How will you react when your child breaks an expensive toy you bought him? What will you tell him when he performs below your expectations in the academics? Do you want him to be perfect in every aspect of life? Are you prepared to think like him and talk to him on his terms? If the answer is positive to any of the questions, you can expect him to be psychologically healthy as he grows up. Let me share my experience with my son which may help you understand your children better.
Learning to Listen
Most of us won’t listen when our children talk to us. We are preparing to give them a lecture about our childhood. We want them to behave and do just like we expect. If you can repeat exactly what they say, it means you listen without bias. You may or may not accept what they say. You can give them a logical reason for refusing. Once they know you understand what they say, it is easy to convince them to do what you want. They know you have their wellbeing in your mind. As long as you learn to listen, your children will listen to learn from you.
Changing Body Language
Many of the parents try to adopt body postures that are commanding or demanding. The children have to look up and listen, like someone kneeling in front of a tall statue. It can only instil a feeling of fear and intimidation.
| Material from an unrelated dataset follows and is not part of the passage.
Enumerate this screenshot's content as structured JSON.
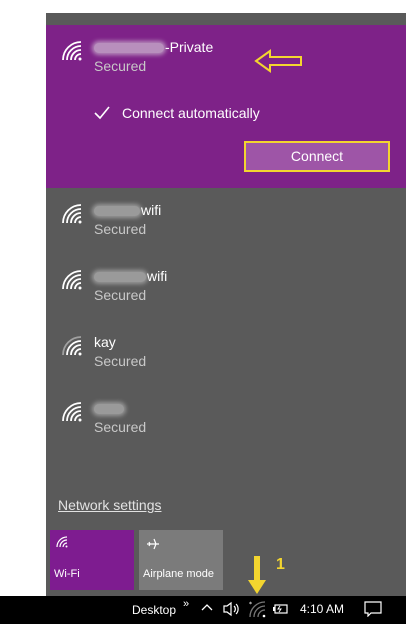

Can you kneel or bend while talking your children? Maybe you could put them on a chair and sit equally in front of them. It makes them feel they are important to you. I have never shouted at my son, except at times when he is adamant. Even then my tone will be like a friend rather than a parent. The strategy has been working for me even today, even when my son is 14.
As a kid even I used to break my toys to see what was inside. Then I came to know I can’t play if I break them. You want to break your toys or play with them? Give them the option. They will start playing.
Why are you breaking your toys? Don’t you know they are expensive? How many times should I keep telling you? Say these and observe what they do. You can practically experience the difference.
It is a healthy practice to involve the children when you speak about them with your spouse. It could be a simple task like choosing a pair of shoes for them. If you want to talk anything personal, do it when they are sleeping or away in another room.
Avoid direct confrontations with your spouse when your children are around. If you disagree on something, postpone the talk. It could be difficult, but you can practice.
Practice these “exercises” for the next few weeks and observe the results. I am sure you will want to know more from my next posts.